> [Data in this exercise]:

=== Begin Enclosure ===

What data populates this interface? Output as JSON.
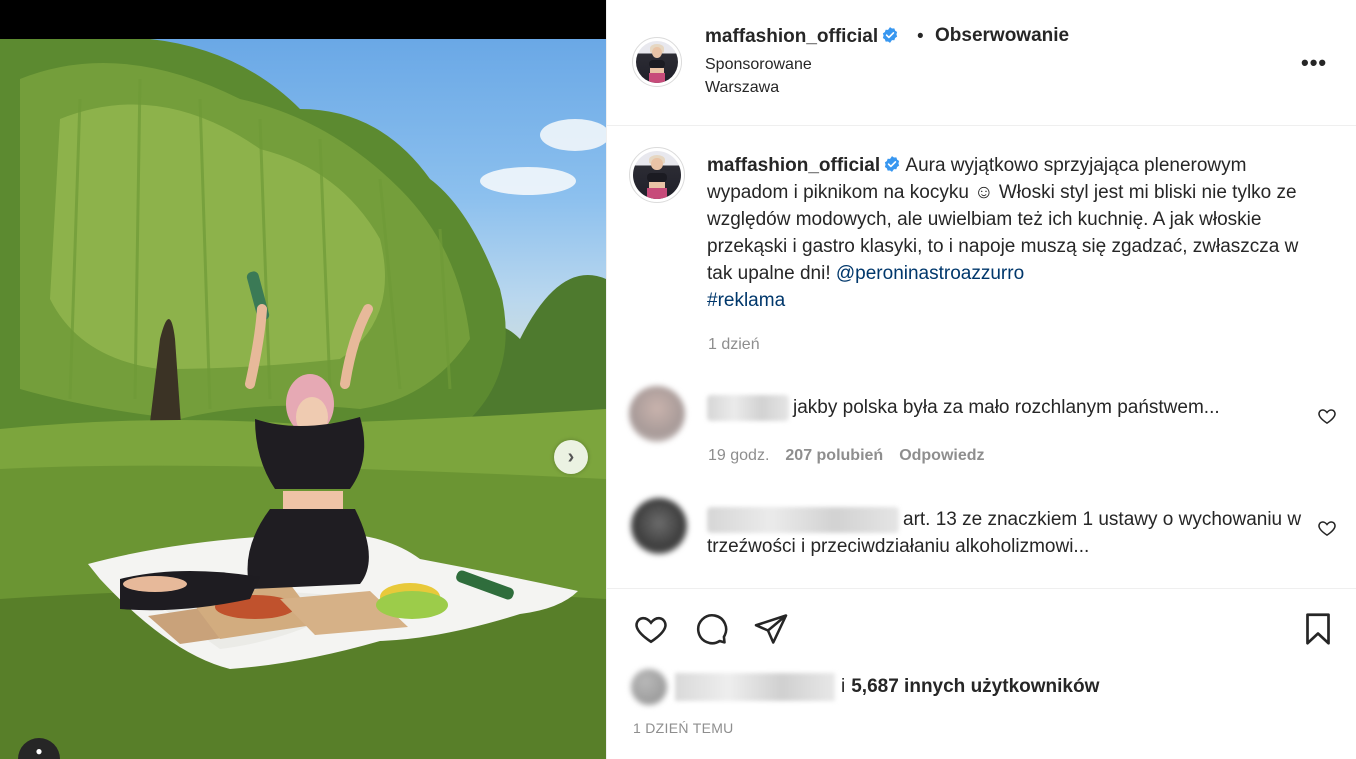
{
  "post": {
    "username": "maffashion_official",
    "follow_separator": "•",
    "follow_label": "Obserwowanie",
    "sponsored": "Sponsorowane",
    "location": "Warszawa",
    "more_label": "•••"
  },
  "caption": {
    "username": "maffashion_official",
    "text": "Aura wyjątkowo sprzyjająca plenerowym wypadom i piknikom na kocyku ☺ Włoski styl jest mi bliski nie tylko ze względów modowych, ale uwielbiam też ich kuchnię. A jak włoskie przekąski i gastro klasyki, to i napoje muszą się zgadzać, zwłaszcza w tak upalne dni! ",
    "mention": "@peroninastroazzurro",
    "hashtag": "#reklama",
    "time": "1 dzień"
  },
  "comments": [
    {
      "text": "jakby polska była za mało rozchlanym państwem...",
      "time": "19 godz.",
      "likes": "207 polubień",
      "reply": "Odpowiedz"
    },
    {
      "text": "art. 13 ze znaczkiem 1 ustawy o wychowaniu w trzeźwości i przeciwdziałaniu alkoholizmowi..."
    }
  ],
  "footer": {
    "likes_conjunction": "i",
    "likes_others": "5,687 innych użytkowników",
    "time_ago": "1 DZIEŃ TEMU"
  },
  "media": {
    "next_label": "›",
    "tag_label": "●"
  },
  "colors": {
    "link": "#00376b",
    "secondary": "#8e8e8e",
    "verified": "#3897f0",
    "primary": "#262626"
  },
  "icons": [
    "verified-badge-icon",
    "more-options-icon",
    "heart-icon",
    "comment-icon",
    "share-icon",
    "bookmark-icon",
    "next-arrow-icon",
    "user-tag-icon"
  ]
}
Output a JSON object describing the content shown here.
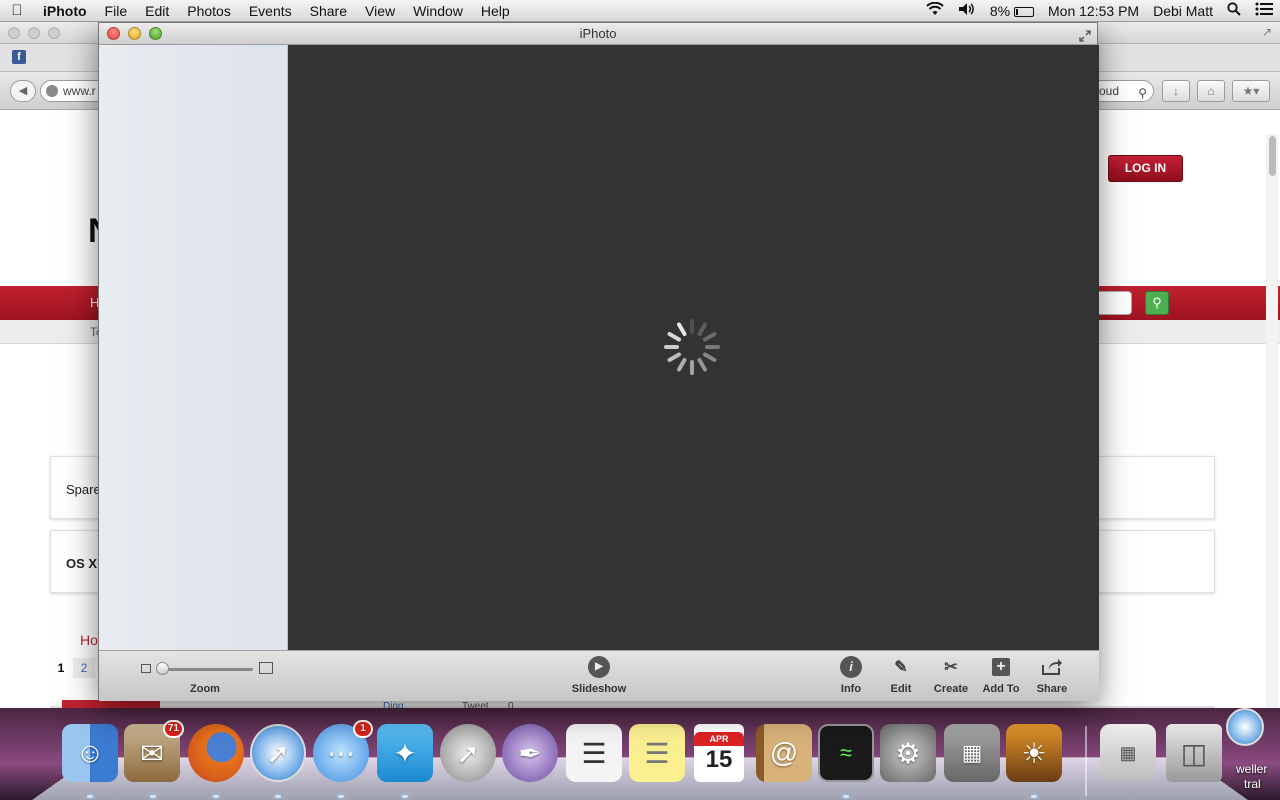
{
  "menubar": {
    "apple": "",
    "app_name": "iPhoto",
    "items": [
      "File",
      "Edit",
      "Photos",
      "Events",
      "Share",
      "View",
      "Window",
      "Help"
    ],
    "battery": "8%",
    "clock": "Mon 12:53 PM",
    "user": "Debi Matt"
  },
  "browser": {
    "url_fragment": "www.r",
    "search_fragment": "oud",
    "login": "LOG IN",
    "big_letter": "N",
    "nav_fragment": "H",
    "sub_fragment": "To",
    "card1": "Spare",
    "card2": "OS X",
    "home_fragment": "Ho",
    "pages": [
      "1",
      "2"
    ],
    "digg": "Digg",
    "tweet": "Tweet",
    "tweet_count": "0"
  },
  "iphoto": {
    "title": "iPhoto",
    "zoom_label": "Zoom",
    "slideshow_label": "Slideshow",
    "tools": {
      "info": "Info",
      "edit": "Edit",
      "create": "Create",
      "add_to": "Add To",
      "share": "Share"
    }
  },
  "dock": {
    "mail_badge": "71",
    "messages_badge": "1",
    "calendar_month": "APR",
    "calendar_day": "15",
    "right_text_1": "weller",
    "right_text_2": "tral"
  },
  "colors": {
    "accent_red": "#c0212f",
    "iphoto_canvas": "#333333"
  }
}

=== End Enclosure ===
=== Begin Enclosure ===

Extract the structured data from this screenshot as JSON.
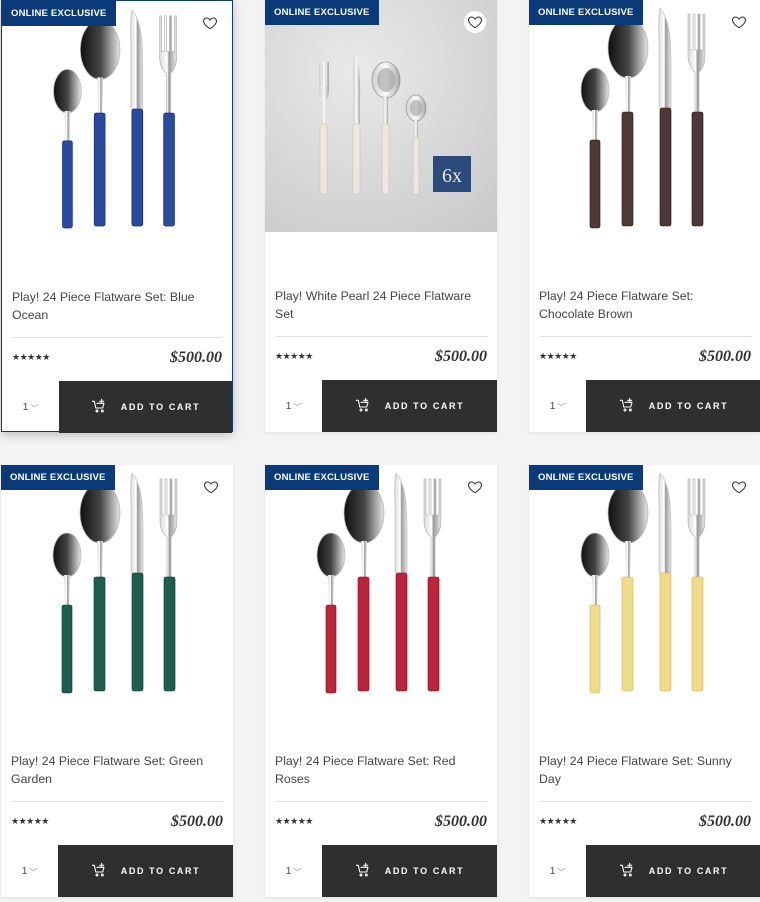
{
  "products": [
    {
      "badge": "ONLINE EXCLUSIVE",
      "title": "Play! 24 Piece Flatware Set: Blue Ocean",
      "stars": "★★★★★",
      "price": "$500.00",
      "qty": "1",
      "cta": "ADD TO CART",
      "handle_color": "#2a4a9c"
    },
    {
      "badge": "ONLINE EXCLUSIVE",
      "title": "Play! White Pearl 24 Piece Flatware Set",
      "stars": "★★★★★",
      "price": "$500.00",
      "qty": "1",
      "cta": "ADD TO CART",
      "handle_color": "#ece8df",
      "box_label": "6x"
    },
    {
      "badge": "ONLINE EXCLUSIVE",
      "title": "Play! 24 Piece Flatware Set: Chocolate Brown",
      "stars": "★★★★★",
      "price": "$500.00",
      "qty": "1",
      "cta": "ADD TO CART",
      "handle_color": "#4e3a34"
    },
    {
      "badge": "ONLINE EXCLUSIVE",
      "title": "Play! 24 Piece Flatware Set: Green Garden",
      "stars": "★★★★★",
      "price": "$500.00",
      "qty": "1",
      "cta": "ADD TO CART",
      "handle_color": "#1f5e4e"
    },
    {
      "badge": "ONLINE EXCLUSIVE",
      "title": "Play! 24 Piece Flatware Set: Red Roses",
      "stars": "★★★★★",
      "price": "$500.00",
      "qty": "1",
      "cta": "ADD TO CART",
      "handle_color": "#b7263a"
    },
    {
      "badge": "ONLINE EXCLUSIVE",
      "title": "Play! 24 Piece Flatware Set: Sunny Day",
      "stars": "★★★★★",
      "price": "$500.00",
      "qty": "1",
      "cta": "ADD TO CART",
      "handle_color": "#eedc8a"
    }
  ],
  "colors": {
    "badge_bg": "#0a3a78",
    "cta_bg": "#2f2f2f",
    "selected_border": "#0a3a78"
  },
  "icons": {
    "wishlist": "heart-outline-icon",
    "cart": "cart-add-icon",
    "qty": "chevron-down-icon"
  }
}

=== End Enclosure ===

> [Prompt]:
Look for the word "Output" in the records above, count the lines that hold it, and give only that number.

> [Solution below]:
2